Female condoms? Yes they do exist! It isn’t a fiction but are yet to be condoned socially.It exists materially but is a thing which is only present in thought for the Indian populace. A thing yet to be brought to use because somehow condoms are synonymous to male condoms in popular conception. So let’s find out for ourselves what is a female condom and how is it used?
A female condom is a barrier contraceptive device that is used during sexual intercourse to reduce the risk of sexually transmitted infections (STIs such as gonorrhea, syphilis, and HIV) and unintended pregnancy. It is a thin plastic pouch that fits upside down in the vagina. The closed end is held inside by a flexible ring attached to the condom, and a larger ring holds the open end outside the vagina. The pouch collects semen and prevents it from entering the vagina. It is worn internally by the female partner and provides a physical barrier to prevent exposure to ejaculated semen or other body fluids. The first female condom was Femidom, invented by Danish MD Lasse Hessel was launched worldwide in 1991.
Keeping in mind that it’s been 25 years that it has been in use, what one wonders is why has it not been a popular mode of contraception in the Indian context. Why for an average Indian a condom usually means or refers to a male condom and i-pill becomes the sole representative for women to avoid unwanted pregnancies? All these thoughts led us to create a survey about awareness on existence of female condoms (FCs).
Check out our video on how to use a female condom.
Results from our Survey:
We collected a survey of 21 people and asked them the following:
Awareness about female condom: 18 of 21 people said yes that they were aware about its existence.
Where to buy?
Chemist, online stores, Apotheka (Cosmetic shop)
Usage: Most haven’t used it. 17 of 21 to be precise.
Recommend others to use it: Yes, Safe thing to have in the bag, good alternative for most even if they have not used it yet.
Condom Brand and rates: CUPID (Rs 170/- for a pack of 2 on Flipkart), Velvet (Rs 115 for a pack of 3 condoms on Amazon), FC2 (not available in India yet).
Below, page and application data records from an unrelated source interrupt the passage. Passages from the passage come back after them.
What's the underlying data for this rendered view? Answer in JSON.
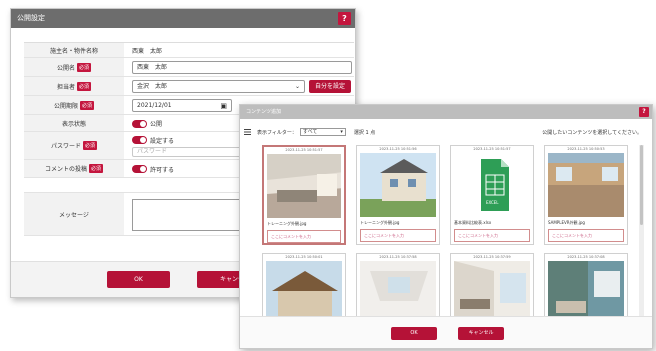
{
  "dialog1": {
    "title": "公開設定",
    "help": "?",
    "rows": {
      "owner_label": "施主名・物件名称",
      "owner_value": "西東　太郎",
      "public_name_label": "公開名",
      "public_name_value": "西東　太郎",
      "staff_label": "担当者",
      "staff_value": "金沢　太郎",
      "set_self_button": "自分を設定",
      "period_label": "公開期限",
      "period_value": "2021/12/01",
      "display_label": "表示状態",
      "display_value": "公開",
      "password_label": "パスワード",
      "password_toggle": "設定する",
      "password_placeholder": "パスワード",
      "comment_label": "コメントの投稿",
      "comment_value": "許可する",
      "message_label": "メッセージ"
    },
    "required": "必須",
    "ok": "OK",
    "cancel": "キャンセ"
  },
  "dialog2": {
    "title": "コンテンツ追加",
    "help": "?",
    "filter_label": "表示フィルター",
    "filter_value": "すべて",
    "selected": "選択 1 点",
    "hint": "公開したいコンテンツを選択してください。",
    "cards": [
      {
        "ts": "2023-11-25 10:51:57",
        "name": "トレーニング外観.jpg",
        "comment": "ここにコメントを入力"
      },
      {
        "ts": "2023-11-25 10:51:56",
        "name": "トレーニング外観.jpg",
        "comment": "ここにコメントを入力"
      },
      {
        "ts": "2023-11-25 10:51:57",
        "name": "基本資料比較表.xlsx",
        "comment": "ここにコメントを入力"
      },
      {
        "ts": "2023-11-25 10:50:53",
        "name": "SAMPLEVR外観.jpg",
        "comment": "ここにコメントを入力"
      },
      {
        "ts": "2023-11-25 10:50:01"
      },
      {
        "ts": "2023-11-25 10:37:58"
      },
      {
        "ts": "2023-11-25 10:37:59"
      },
      {
        "ts": "2023-11-25 10:37:08"
      }
    ],
    "excel_icon_label": "EXCEL",
    "ok": "OK",
    "cancel": "キャンセル"
  },
  "colors": {
    "accent": "#b51237",
    "titlebar": "#6d6d6d"
  }
}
The responses received clearly shows that if marketed well, women see female condom as a good alternative to the male condom. It gives more control to women over their bodies and also during the act. Alternatively, emergency contraceptive pills which are commonly used are expensive and have become the ‘go-to’ option for most women although it doesn’t guarantee 100% protection against pregnancy.
Apart from chemist shops and medical stores, the availability of female condoms in cosmetic stores such as Apothem, that make it easily accessible and keeps one away from the judgements and stigma around it.
Even when female condoms aren’t advertised much, most people who participated in the survey were aware of it. This clearly shows that women are looking for alternatives to male condoms and emergency contraceptive pills. When it comes to using it, the usage is low. The reason could be lack of knowledge around where to buy it, or how to use it or the naysaying partner who isn’t comfortable with the idea of entering a plastic coated vagina.
HLL Lifecare Limited, a Government of India Enterprise has released its female condom brand Velvet which was launched by Union Minister for Health and Family Welfare J.P. Nadda at the two-day National Family Planning Summit in April 2016 . Velvet is indigenously developed natural latex-based female condom.
“The objective of HLL’s R&D center is to provide men and women the best and affordable reproductive health solutions. Enabling women to make decisions about when to have children will not only reduce unplanned pregnancies but also lead to healthier families and communities,” said Dr. M. Ayyappan, CMD, HLL.
Female condoms seem to have a brighter future with Velvet, a much welcome government initiative. The next step in this process will be education and awareness. It would be interesting to see how the government creates awareness about female condoms among women throughout the country.
Have you seen an ad or any other communication on female condoms? Tell us in the comments section below.
Article by: Pallavi
Images from Creative Commons.